Rob Ulin has written an immensely smart and decidedly black comedy. Premises are topical, questions relevant, characters believable. Sammy is a marvelously rich character as, secondarily, is the priest. This deserves stage productions. A wonderfully entertaining piece!

There isn’t a weak link in the cast, but Jason Alexander makes a meal of the play in the best sense of the word. Comic timing is a delight. Sammy’s intermittent self-doubt is in visibly apparent battle with his lifelong credo and conduct. An expression of puzzlement sometimes flits across the actor’s face. Sammy squelches it.

Director Matthew Penn keeps us so engrossed, he actually makes one forget we’re watching a cast in ZOOM squares. Expression is character specific and deftly paced.

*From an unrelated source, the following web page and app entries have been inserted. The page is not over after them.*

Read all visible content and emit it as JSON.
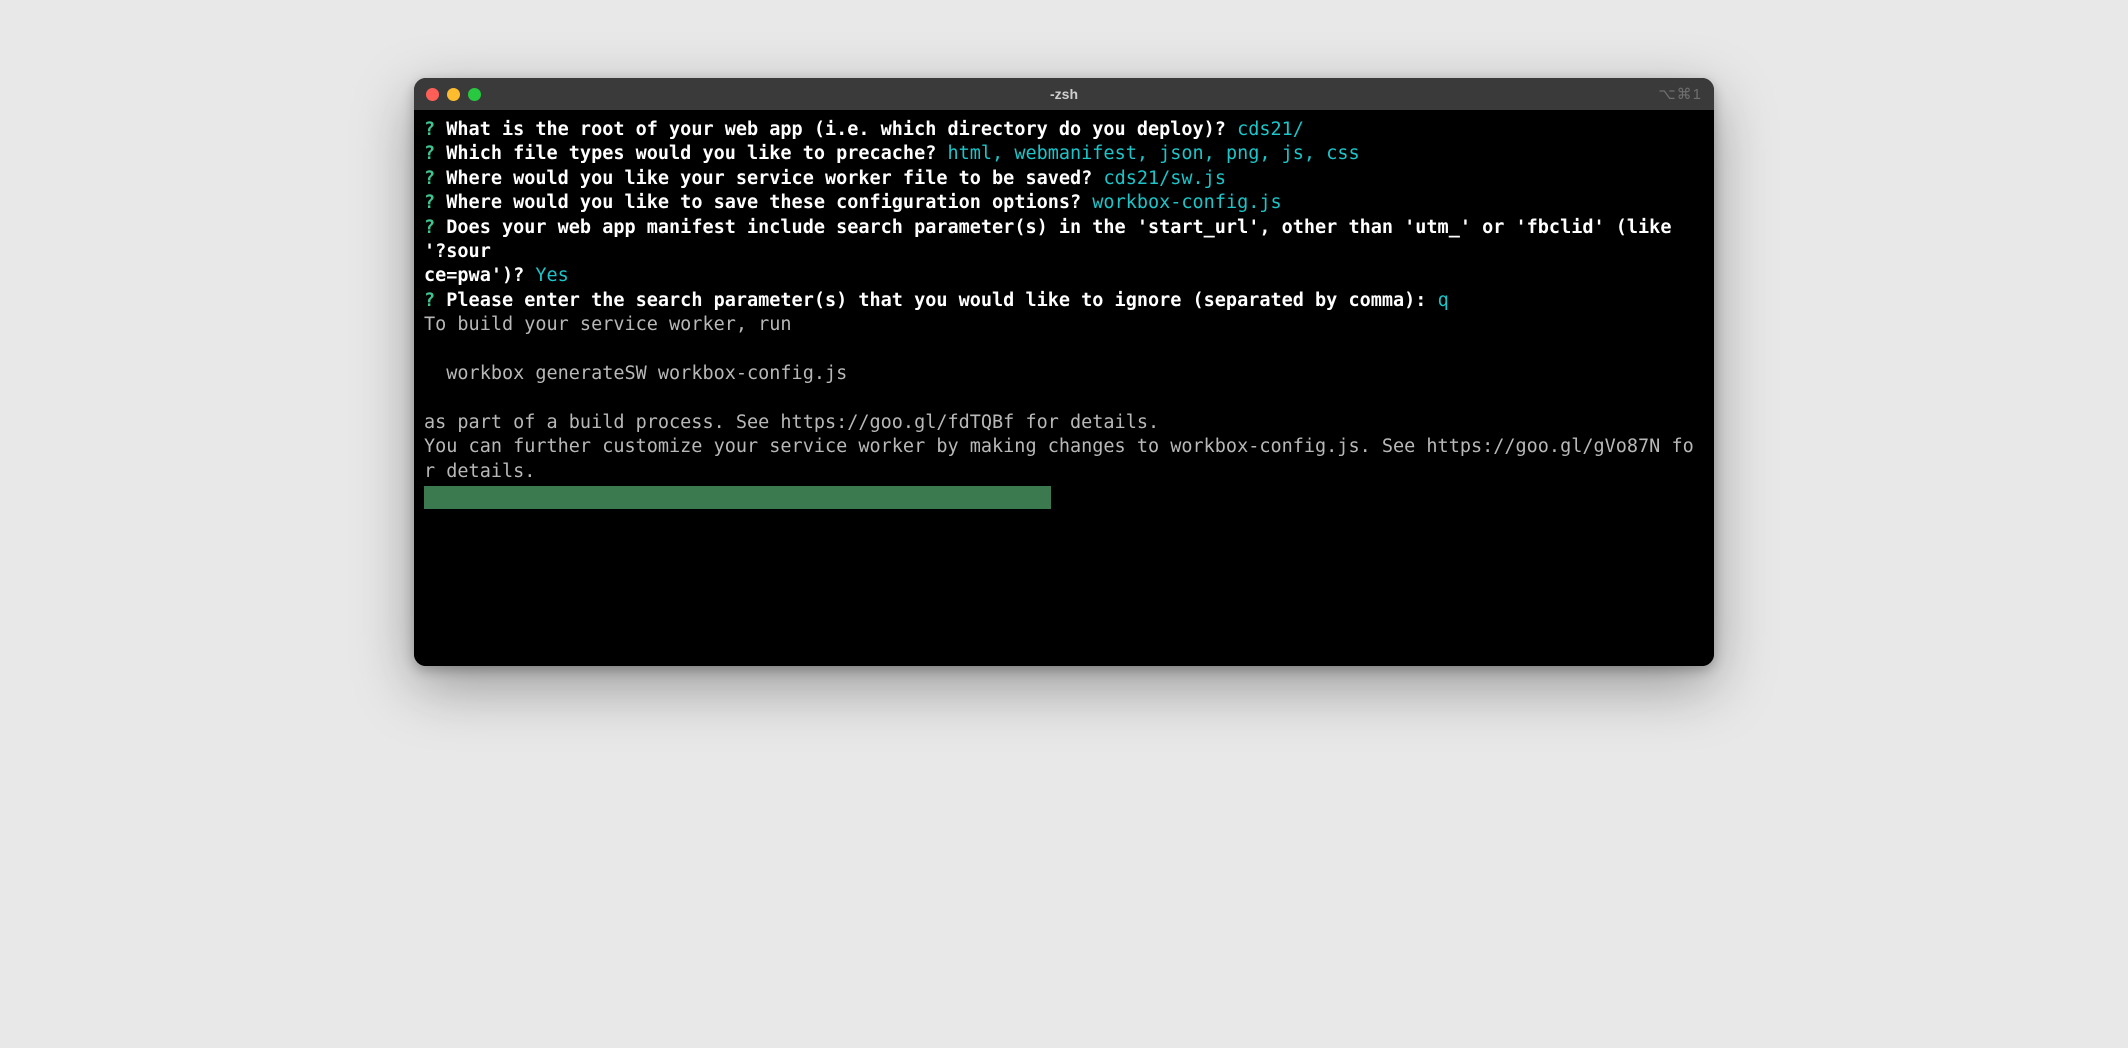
{
  "window": {
    "title": "-zsh",
    "tab_indicator": "⌥⌘1"
  },
  "prompts": [
    {
      "marker": "?",
      "question": "What is the root of your web app (i.e. which directory do you deploy)?",
      "answer": "cds21/"
    },
    {
      "marker": "?",
      "question": "Which file types would you like to precache?",
      "answer": "html, webmanifest, json, png, js, css"
    },
    {
      "marker": "?",
      "question": "Where would you like your service worker file to be saved?",
      "answer": "cds21/sw.js"
    },
    {
      "marker": "?",
      "question": "Where would you like to save these configuration options?",
      "answer": "workbox-config.js"
    },
    {
      "marker": "?",
      "question": "Does your web app manifest include search parameter(s) in the 'start_url', other than 'utm_' or 'fbclid' (like '?sour\nce=pwa')?",
      "answer": "Yes"
    },
    {
      "marker": "?",
      "question": "Please enter the search parameter(s) that you would like to ignore (separated by comma):",
      "answer": "q"
    }
  ],
  "output": {
    "line1": "To build your service worker, run",
    "line2": "  workbox generateSW workbox-config.js",
    "line3": "as part of a build process. See https://goo.gl/fdTQBf for details.",
    "line4": "You can further customize your service worker by making changes to workbox-config.js. See https://goo.gl/gVo87N for details."
  }
}
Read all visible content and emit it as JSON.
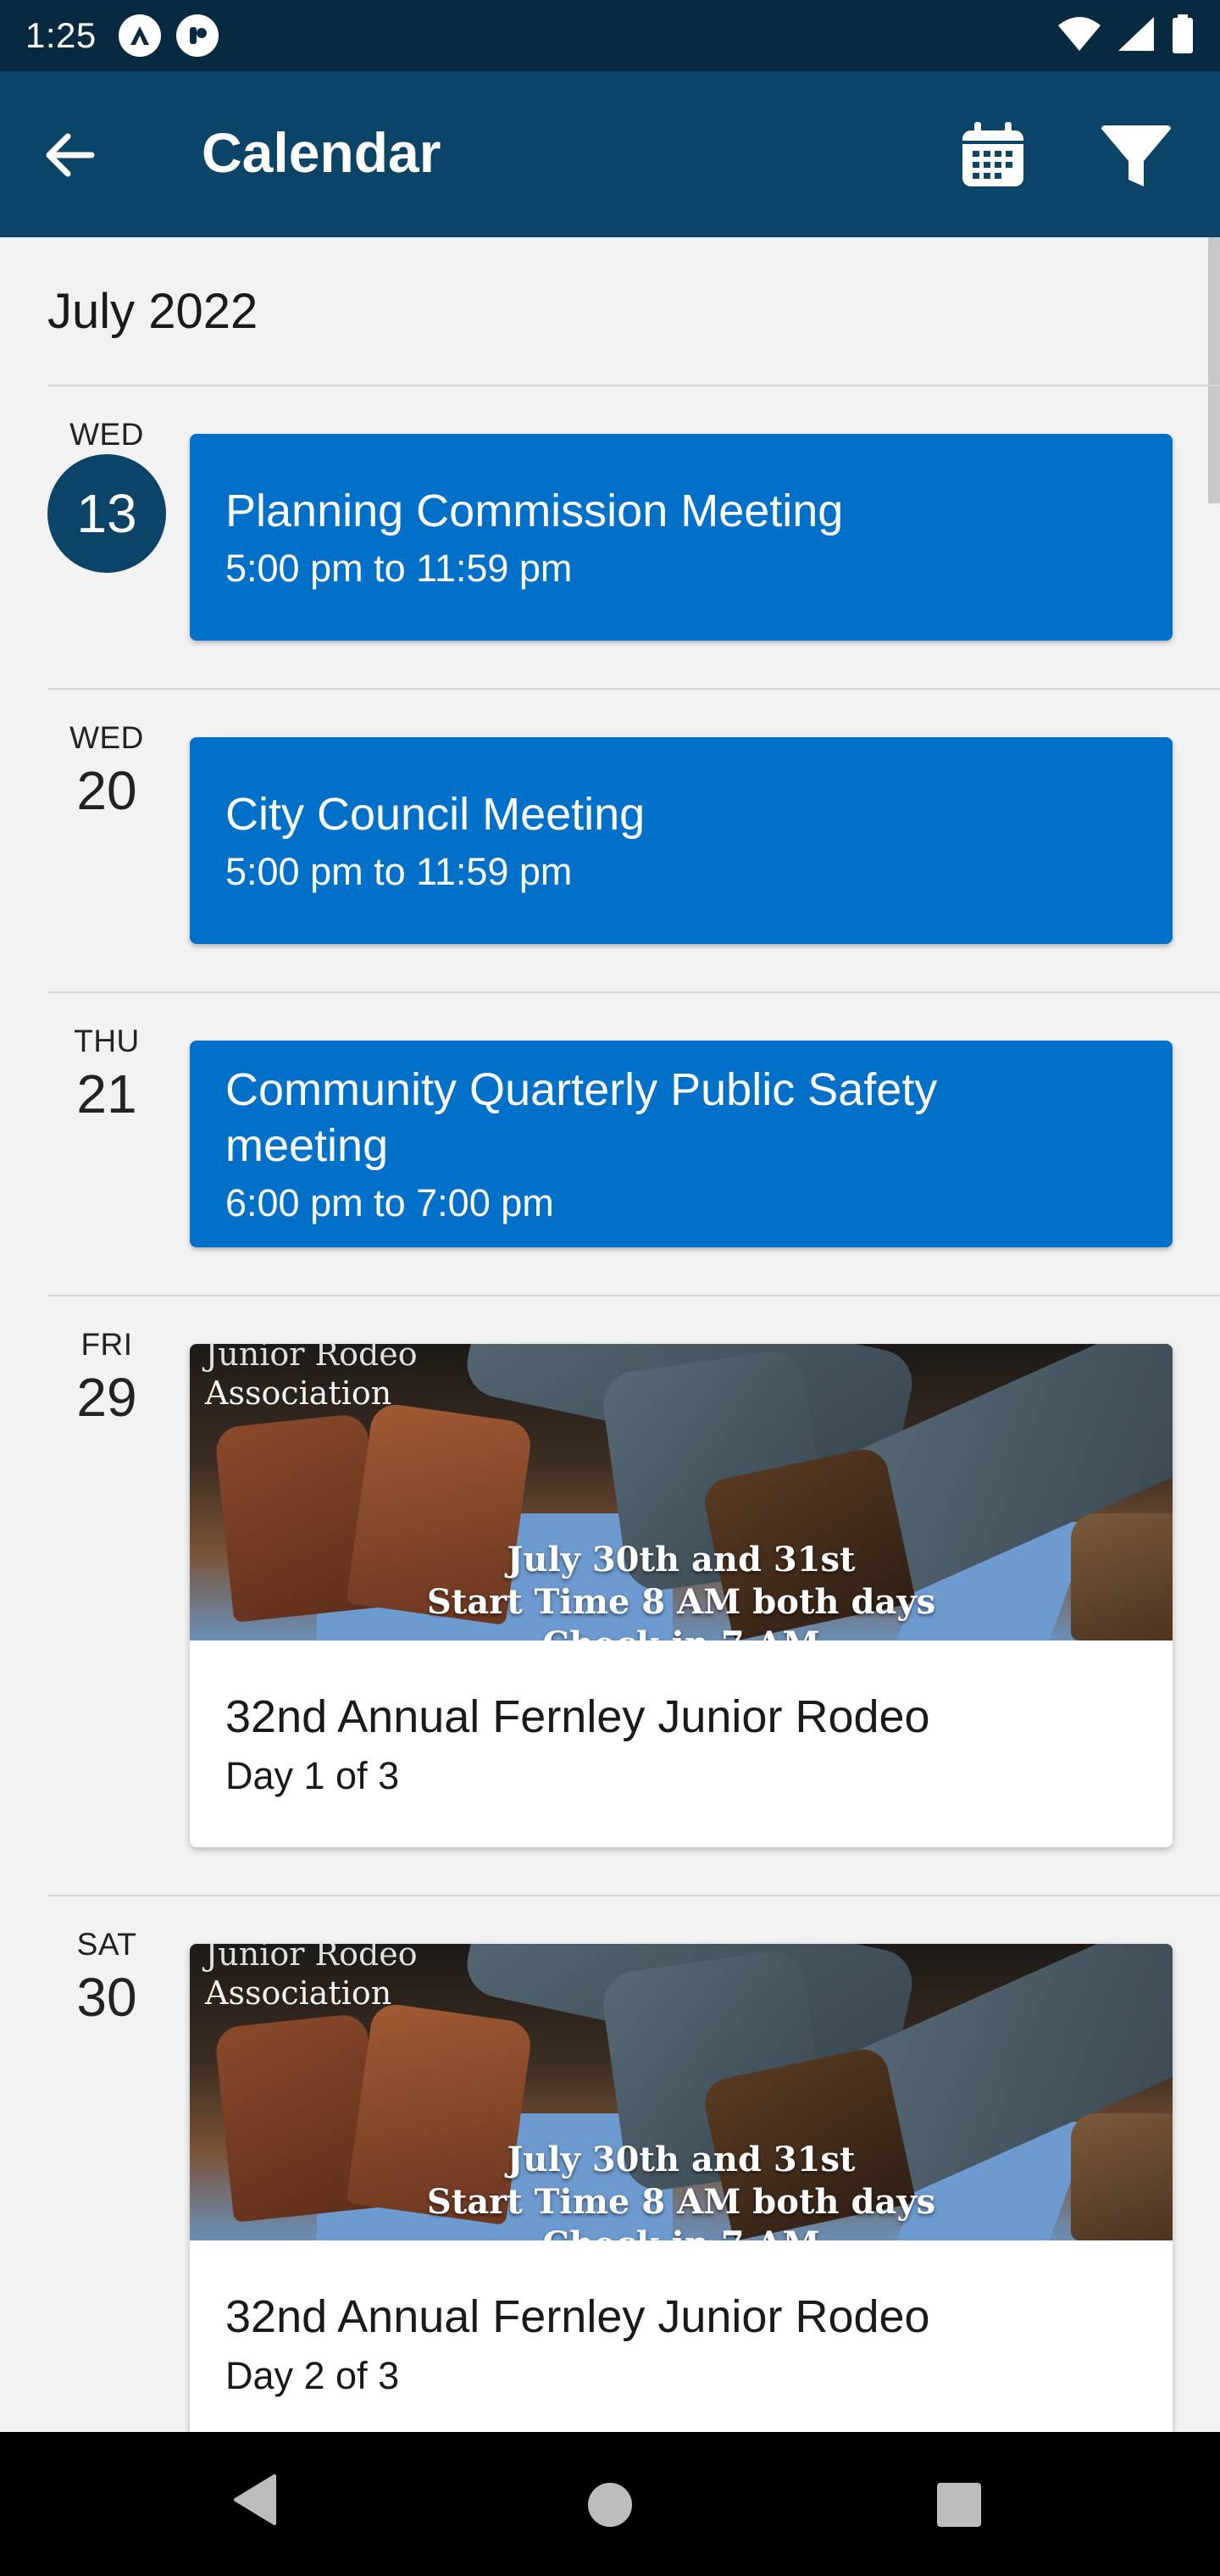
{
  "status_bar": {
    "time": "1:25",
    "icons": [
      "app-a-icon",
      "app-badge-icon",
      "wifi-icon",
      "signal-icon",
      "battery-icon"
    ]
  },
  "app_bar": {
    "title": "Calendar",
    "back_icon": "arrow-left-icon",
    "calendar_icon": "calendar-icon",
    "filter_icon": "filter-icon"
  },
  "month": "July 2022",
  "colors": {
    "app_bar": "#0b4466",
    "status_bar": "#082a40",
    "event_card": "#0070c9"
  },
  "days": [
    {
      "dow": "WED",
      "day": "13",
      "today": true,
      "event": {
        "title": "Planning Commission Meeting",
        "time": "5:00 pm to 11:59 pm"
      }
    },
    {
      "dow": "WED",
      "day": "20",
      "today": false,
      "event": {
        "title": "City Council Meeting",
        "time": "5:00 pm to 11:59 pm"
      }
    },
    {
      "dow": "THU",
      "day": "21",
      "today": false,
      "event": {
        "title": "Community Quarterly Public Safety meeting",
        "time": "6:00 pm to 7:00 pm"
      }
    },
    {
      "dow": "FRI",
      "day": "29",
      "today": false,
      "image_event": {
        "image_text_top_cut": "Junior Rodeo",
        "image_text_top": "Association",
        "image_line1": "July 30th and 31st",
        "image_line2": "Start Time 8 AM both days",
        "image_line3_cut": "Check in 7 AM",
        "title": "32nd Annual Fernley Junior Rodeo",
        "subtitle": "Day 1 of 3"
      }
    },
    {
      "dow": "SAT",
      "day": "30",
      "today": false,
      "image_event": {
        "image_text_top_cut": "Junior Rodeo",
        "image_text_top": "Association",
        "image_line1": "July 30th and 31st",
        "image_line2": "Start Time 8 AM both days",
        "image_line3_cut": "Check in 7 AM",
        "title": "32nd Annual Fernley Junior Rodeo",
        "subtitle": "Day 2 of 3"
      }
    }
  ],
  "nav_bar": {
    "icons": [
      "back-triangle-icon",
      "home-circle-icon",
      "recents-square-icon"
    ]
  }
}
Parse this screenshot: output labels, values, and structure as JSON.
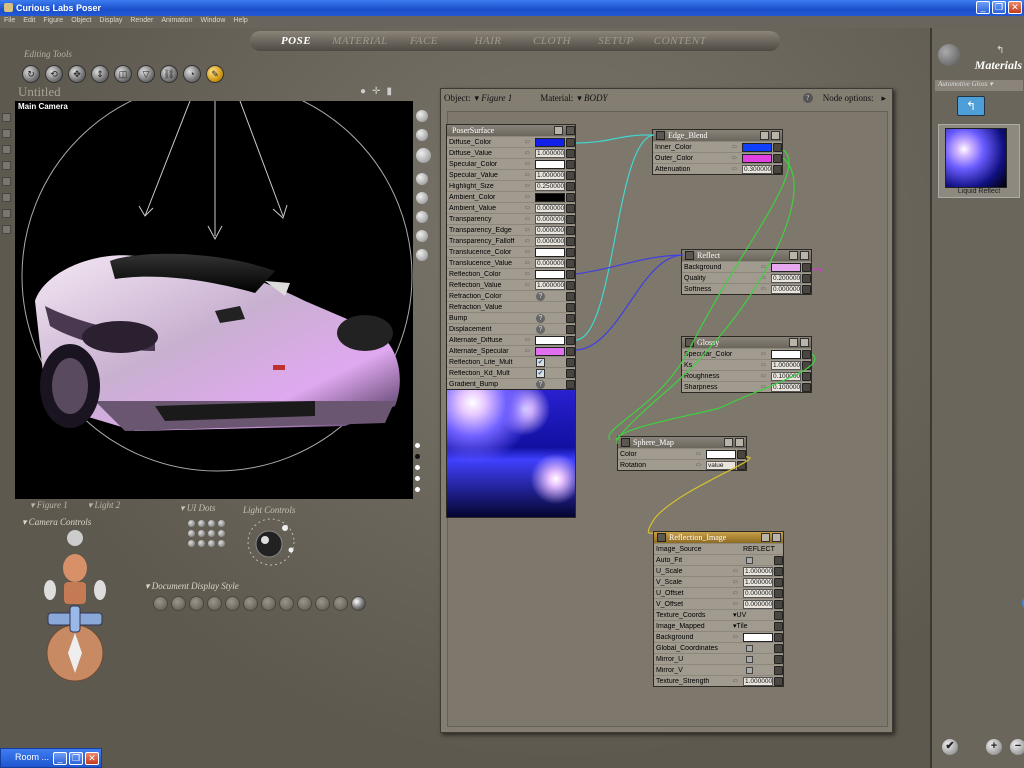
{
  "window": {
    "title": "Curious Labs Poser"
  },
  "menu": [
    "File",
    "Edit",
    "Figure",
    "Object",
    "Display",
    "Render",
    "Animation",
    "Window",
    "Help"
  ],
  "rooms": [
    "POSE",
    "MATERIAL",
    "FACE",
    "HAIR",
    "CLOTH",
    "SETUP",
    "CONTENT"
  ],
  "active_room": "POSE",
  "editing_tools_label": "Editing Tools",
  "document_title": "Untitled",
  "viewport_label": "Main Camera",
  "figure_menu": [
    "Figure 1",
    "Light 2"
  ],
  "ui_dots_label": "UI Dots",
  "light_controls_label": "Light Controls",
  "camera_controls_label": "Camera Controls",
  "document_display_style_label": "Document Display Style",
  "material_panel": {
    "object_label": "Object:",
    "object_value": "Figure 1",
    "material_label": "Material:",
    "material_value": "BODY",
    "help": "?",
    "node_options": "Node options:"
  },
  "nodes": {
    "poser_surface": {
      "title": "PoserSurface",
      "params": [
        {
          "name": "Diffuse_Color",
          "type": "color",
          "color": "#1020e8"
        },
        {
          "name": "Diffuse_Value",
          "type": "value",
          "value": "1.000000"
        },
        {
          "name": "Specular_Color",
          "type": "color",
          "color": "#ffffff"
        },
        {
          "name": "Specular_Value",
          "type": "value",
          "value": "1.000000"
        },
        {
          "name": "Highlight_Size",
          "type": "value",
          "value": "0.250000"
        },
        {
          "name": "Ambient_Color",
          "type": "color",
          "color": "#000000"
        },
        {
          "name": "Ambient_Value",
          "type": "value",
          "value": "0.000000"
        },
        {
          "name": "Transparency",
          "type": "value",
          "value": "0.000000"
        },
        {
          "name": "Transparency_Edge",
          "type": "value",
          "value": "0.000000"
        },
        {
          "name": "Transparency_Falloff",
          "type": "value",
          "value": "0.000000"
        },
        {
          "name": "Translucence_Color",
          "type": "color",
          "color": "#ffffff"
        },
        {
          "name": "Translucence_Value",
          "type": "value",
          "value": "0.000000"
        },
        {
          "name": "Reflection_Color",
          "type": "color",
          "color": "#ffffff"
        },
        {
          "name": "Reflection_Value",
          "type": "value",
          "value": "1.000000"
        },
        {
          "name": "Refraction_Color",
          "type": "q"
        },
        {
          "name": "Refraction_Value",
          "type": "none"
        },
        {
          "name": "Bump",
          "type": "q"
        },
        {
          "name": "Displacement",
          "type": "q"
        },
        {
          "name": "Alternate_Diffuse",
          "type": "color",
          "color": "#ffffff"
        },
        {
          "name": "Alternate_Specular",
          "type": "color",
          "color": "#e070f0"
        },
        {
          "name": "Reflection_Lite_Mult",
          "type": "check"
        },
        {
          "name": "Reflection_Kd_Mult",
          "type": "check"
        },
        {
          "name": "Gradient_Bump",
          "type": "q"
        }
      ]
    },
    "edge_blend": {
      "title": "Edge_Blend",
      "params": [
        {
          "name": "Inner_Color",
          "type": "color",
          "color": "#1040ff"
        },
        {
          "name": "Outer_Color",
          "type": "color",
          "color": "#e040e0"
        },
        {
          "name": "Attenuation",
          "type": "value",
          "value": "0.300000"
        }
      ]
    },
    "reflect": {
      "title": "Reflect",
      "params": [
        {
          "name": "Background",
          "type": "color",
          "color": "#e8a8f0"
        },
        {
          "name": "Quality",
          "type": "value",
          "value": "0.200000"
        },
        {
          "name": "Softness",
          "type": "value",
          "value": "0.000000"
        }
      ]
    },
    "glossy": {
      "title": "Glossy",
      "params": [
        {
          "name": "Specular_Color",
          "type": "color",
          "color": "#ffffff"
        },
        {
          "name": "Ks",
          "type": "value",
          "value": "1.000000"
        },
        {
          "name": "Roughness",
          "type": "value",
          "value": "0.100000"
        },
        {
          "name": "Sharpness",
          "type": "value",
          "value": "0.100000"
        }
      ]
    },
    "sphere_map": {
      "title": "Sphere_Map",
      "params": [
        {
          "name": "Color",
          "type": "color",
          "color": "#ffffff"
        },
        {
          "name": "Rotation",
          "type": "value",
          "value": "value"
        }
      ]
    },
    "reflection_image": {
      "title": "Reflection_Image",
      "params": [
        {
          "name": "Image_Source",
          "type": "text",
          "value": "REFLECT"
        },
        {
          "name": "Auto_Fit",
          "type": "box"
        },
        {
          "name": "U_Scale",
          "type": "value",
          "value": "1.000000"
        },
        {
          "name": "V_Scale",
          "type": "value",
          "value": "1.000000"
        },
        {
          "name": "U_Offset",
          "type": "value",
          "value": "0.000000"
        },
        {
          "name": "V_Offset",
          "type": "value",
          "value": "0.000000"
        },
        {
          "name": "Texture_Coords",
          "type": "dropdown",
          "value": "UV"
        },
        {
          "name": "Image_Mapped",
          "type": "dropdown",
          "value": "Tile"
        },
        {
          "name": "Background",
          "type": "color",
          "color": "#ffffff"
        },
        {
          "name": "Global_Coordinates",
          "type": "box"
        },
        {
          "name": "Mirror_U",
          "type": "box"
        },
        {
          "name": "Mirror_V",
          "type": "box"
        },
        {
          "name": "Texture_Strength",
          "type": "value",
          "value": "1.000000"
        }
      ]
    }
  },
  "library": {
    "title": "Materials",
    "category": "Automotive Gloss",
    "item_name": "Liquid Reflect"
  },
  "taskbar": {
    "item": "Room ..."
  },
  "colors": {
    "wire_cyan": "#40d8d0",
    "wire_blue": "#4040e0",
    "wire_green": "#40d040",
    "wire_yellow": "#d8c030",
    "wire_magenta": "#d040d0"
  }
}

Sammy’s intemperate personality, matched in its way by Sister Margaret’s rather wild one, is balanced by supporting characters who behave familiarly.

Stay though the brief credits, outtakes are fun.

Photos courtesy of the production

Barrington Stage – Artistic Director, Julianne Boyd- presents
Judgment Day by Rob Ulin
Directed by Matthew Penn
Featuring Jason Alexander, Patti Lupone, Michael McKean, Santino Fontana
With: Loretta Devine (Della), Josh Johnston (Doctor), Bianca LaVerne Jones (Principal), Julian Emile Lerner (Casper), Justina Machado (Tracy), Carol Mansell (Edna), Michael Mastro (Jackson) and Elizabeth Stanley (Chandra).
Charming Atmospheric Music- Jordan Plotner

JUDGMENT DAY streams from July 26 through August 1. Tickets are $11.99 and are available at StellarTickets.com. Purchase before July 26 with the code “EARLY” and receive a $4 discount. 

Watch the Trailer.

About Alix Cohen (1148 Articles)
Alix Cohen is the recipient of nine New York Press Club Awards for work published on this venue. Her writing history began with poetry, segued into lyrics and took a commercial detour while holding executive positions in product development, merchandising, and design. A cultural sponge, she now turns her diverse personal and professional background to authoring pieces about culture/the arts with particular interest in artists/performers and entrepreneurs. Theater, music, art/design are lifelong areas of study and passion. She is a voting member of Drama Desk and Drama League. Alix’s professional experience in women’s fashion fuels writing in that area. Besides Woman Around Town, the journalist writes for Cabaret Scenes, Broadway World, and Theater Pizzazz. Additional pieces have been published by The New York Post, The National Observer’s Playground Magazine, Pasadena Magazine, Times Square Chronicles, and ifashionnetwork. She lives in Manhattan. Of course.